SOURCES: Karl Bilimoria, M.D., assistant professor, surgery, Northwestern University Feinberg School of Medicine, Chicago; Lucian Leape, M.D., adjunct professor, health policy, Harvard School of Public Health, Boston; Feb. 3, 2015, Journal of the American Medical Association
TUESDAY, Feb. 3, 2015 (HealthDay News) -- Infections are the most likely reason people end up back in the hospital after surgery, a new study finds.
Of nearly 500,000 operations studied, 6 percent of the patients were readmitted for surgical complications within a month after their surgery, researchers found.
The number one complication leading to readmission was surgical wound infection, said lead researcher Dr. Karl Bilimoria, an assistant professor of surgery at Northwestern University Feinberg School of Medicine in Chicago.
"Readmissions after surgery are not due to mismanagement or poor care. They are related to well-known and well-accepted complications after surgery," Bilimoria said.
He added that knowing why readmissions happen is the first step in reducing them.
Currently, the U.S. Centers for Medicare & Medicaid Services can penalize hospitals for excessive readmission rates. "We don't have the answers to how to reduce this complication, but penalizing hospitals [financially] for these infections isn't effective," Bilimoria stressed.
The report was published Feb. 3 in the Journal of the American Medical Association.
The researchers looked at readmission rates and reasons for all operations in nearly 350 U.S. hospitals. They also looked in greater detail at six commonly performed operations that are often included in public reporting and as measures in pay-for-performance programs.
These surgeries included: weight-loss surgery (bariatric procedures); removal of all or part of the colon (colectomy or proctectomy); removal of the uterus (hysterectomy); total hip or knee replacement; stomach hernia repair (ventral hernia repair); and bypass surgery of leg arteries.
The study found that the rate of readmission for any complication after surgery ranged from less than 4 percent after hysterectomy to 15 percent after leg artery bypass surgery.
Overall, the most common reason for readmission was infection at the site of the surgery, ranging from 11 percent after bariatric surgery to 36 percent after leg artery bypass, the investigators found.

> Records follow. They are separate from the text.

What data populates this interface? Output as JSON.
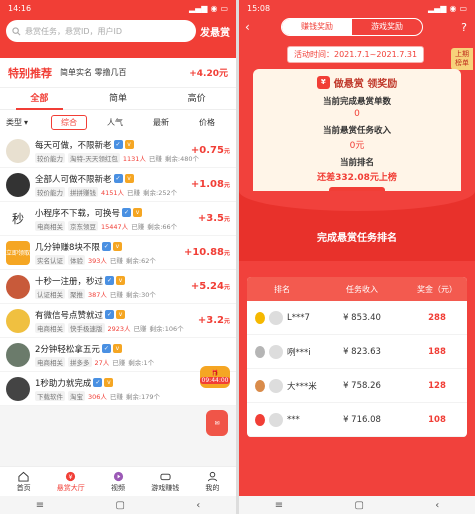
{
  "left": {
    "status": {
      "time": "14:16"
    },
    "search": {
      "placeholder": "悬赏任务，悬赏ID，用户ID",
      "publish_label": "发悬赏"
    },
    "special": {
      "title": "特别推荐",
      "subtitle": "简单实名 零撸几百",
      "price": "+4.20元"
    },
    "filter_tabs": [
      "全部",
      "简单",
      "高价"
    ],
    "sort_tabs": {
      "type": "类型",
      "items": [
        "综合",
        "人气",
        "最新",
        "价格"
      ]
    },
    "items": [
      {
        "title": "每天可做，不限新老",
        "tag1": "较价能力",
        "tag2": "淘特-天天领红包",
        "done": "1131人",
        "done_suffix": "已赚",
        "remain": "剩余:480个",
        "price": "+0.75",
        "unit": "元",
        "avatar_color": "#e8e0d0"
      },
      {
        "title": "全部人可做不限新老",
        "tag1": "较价能力",
        "tag2": "拼拼赚钱",
        "done": "4151人",
        "done_suffix": "已赚",
        "remain": "剩余:252个",
        "price": "+1.08",
        "unit": "元",
        "avatar_color": "#333333"
      },
      {
        "title": "小程序不下载，可换号",
        "tag1": "电商相关",
        "tag2": "京东领豆",
        "done": "15447人",
        "done_suffix": "已赚",
        "remain": "剩余:66个",
        "price": "+3.5",
        "unit": "元",
        "avatar_text": "秒",
        "avatar_color": "#ffffff"
      },
      {
        "title": "几分钟赚8块不限",
        "tag1": "实名认证",
        "tag2": "体验",
        "done": "393人",
        "done_suffix": "已赚",
        "remain": "剩余:62个",
        "price": "+10.88",
        "unit": "元",
        "avatar_text": "立即领取",
        "avatar_color": "#f5a623"
      },
      {
        "title": "十秒一注册，秒过",
        "tag1": "认证相关",
        "tag2": "聚推",
        "done": "387人",
        "done_suffix": "已赚",
        "remain": "剩余:30个",
        "price": "+5.24",
        "unit": "元",
        "avatar_color": "#c85a3a"
      },
      {
        "title": "有微信号点赞就过",
        "tag1": "电商相关",
        "tag2": "快手极速版",
        "done": "2923人",
        "done_suffix": "已赚",
        "remain": "剩余:106个",
        "price": "+3.2",
        "unit": "元",
        "avatar_color": "#f0c040"
      },
      {
        "title": "2分钟轻松拿五元",
        "tag1": "电商相关",
        "tag2": "拼多多",
        "done": "27人",
        "done_suffix": "已赚",
        "remain": "剩余:1个",
        "price": "",
        "unit": "",
        "avatar_color": "#6b7b6b"
      },
      {
        "title": "1秒助力就完成",
        "tag1": "下载软件",
        "tag2": "淘宝",
        "done": "306人",
        "done_suffix": "已赚",
        "remain": "剩余:179个",
        "price": "",
        "unit": "",
        "avatar_color": "#444444"
      }
    ],
    "float_timer": "09:44:00",
    "bottom_nav": [
      "首页",
      "悬赏大厅",
      "视频",
      "游戏赚钱",
      "我的"
    ]
  },
  "right": {
    "status": {
      "time": "15:08"
    },
    "tabs": [
      "赚钱奖励",
      "游戏奖励"
    ],
    "period": "活动时间：2021.7.1~2021.7.31",
    "rank_tag": "上期榜单",
    "card": {
      "title": "做悬赏 领奖励",
      "done_label": "当前完成悬赏单数",
      "done_value": "0",
      "income_label": "当前悬赏任务收入",
      "income_value": "0元",
      "rank_label": "当前排名",
      "rank_value": "还差332.08元上榜",
      "btn": "立即赚钱"
    },
    "rank_title": "完成悬赏任务排名",
    "table_headers": [
      "排名",
      "任务收入",
      "奖金（元）"
    ],
    "rows": [
      {
        "name": "L***7",
        "income": "¥ 853.40",
        "bonus": "288",
        "medal": "#f5b800"
      },
      {
        "name": "咧***i",
        "income": "¥ 823.63",
        "bonus": "188",
        "medal": "#b5b5b5"
      },
      {
        "name": "大***米",
        "income": "¥ 758.26",
        "bonus": "128",
        "medal": "#d98b4a"
      },
      {
        "name": "***",
        "income": "¥ 716.08",
        "bonus": "108",
        "medal": "#f13e36"
      }
    ]
  }
}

The second most common reason for readmission overall was obstruction or restriction of the normal movement of the intestine (known as "ileus") after colectomy, proctectomy, ventral hernia repair and hysterectomy, the study authors said. However, these intestinal complications were the most common reason for readmission after weight-loss surgery.
Other causes for readmission included dehydration or nutritional deficiency, bleeding and blood clots, according to the study.
According to Bilimoria's team, only about 2 percent of patients were readmitted for the same problem they experienced during their first hospitalization.
Readmissions, and especially surgical site infections, are a significant problem and cause a lot of pain and suffering, said Dr. Lucian Leape, an adjunct professor of health policy at the Harvard School of Public Health in Boston, and author of an accompanying journal editorial.
"While rates may not seem horrendous, the total number of patients affected is," Leape said.
Surgical site infections occurred in about 5,500 patients in this study. But Leape noted that "the total of infections from similar operations in the country is probably 20 to 30 times higher than that: 111,000 to 167,000. Cutting that in half, which I believe is possible, would eliminate pain and suffering in tens of thousands of people every year," he said.
To reduce these infections, Leape said that system-wide changes need to be made.
"Complications are not caused by careless or incompetent people, but by bad systems," Leape said. "As the Institute of Medicine said 15 years ago: if you want to reduce harm, change the systems."
Leape said that although changing systems isn't easy, several methods have been effective. These include communication and feedback from all members of the surgical team, "learning from the best, and working in collaboratives," he said.
"We could make substantial reductions in surgical complications, and surgical site infections in particular, if surgeons focused on the problem and learned from one another," Leape suggested.
Bilimoria said that one way to cut hospital readmissions might be to have an outpatient clinic devoted to treating infections and other complications. "That would help keep patients out of the hospital," he noted.
It's also important that patients are educated before they leave the hospital about warning signs of a potential complication and instructed on how to get help. Patients can then get treatment early and hopefully avoid being readmitted, Bilimoria said.
For more about surgical complications, visit the U.S. National Library of Medicine.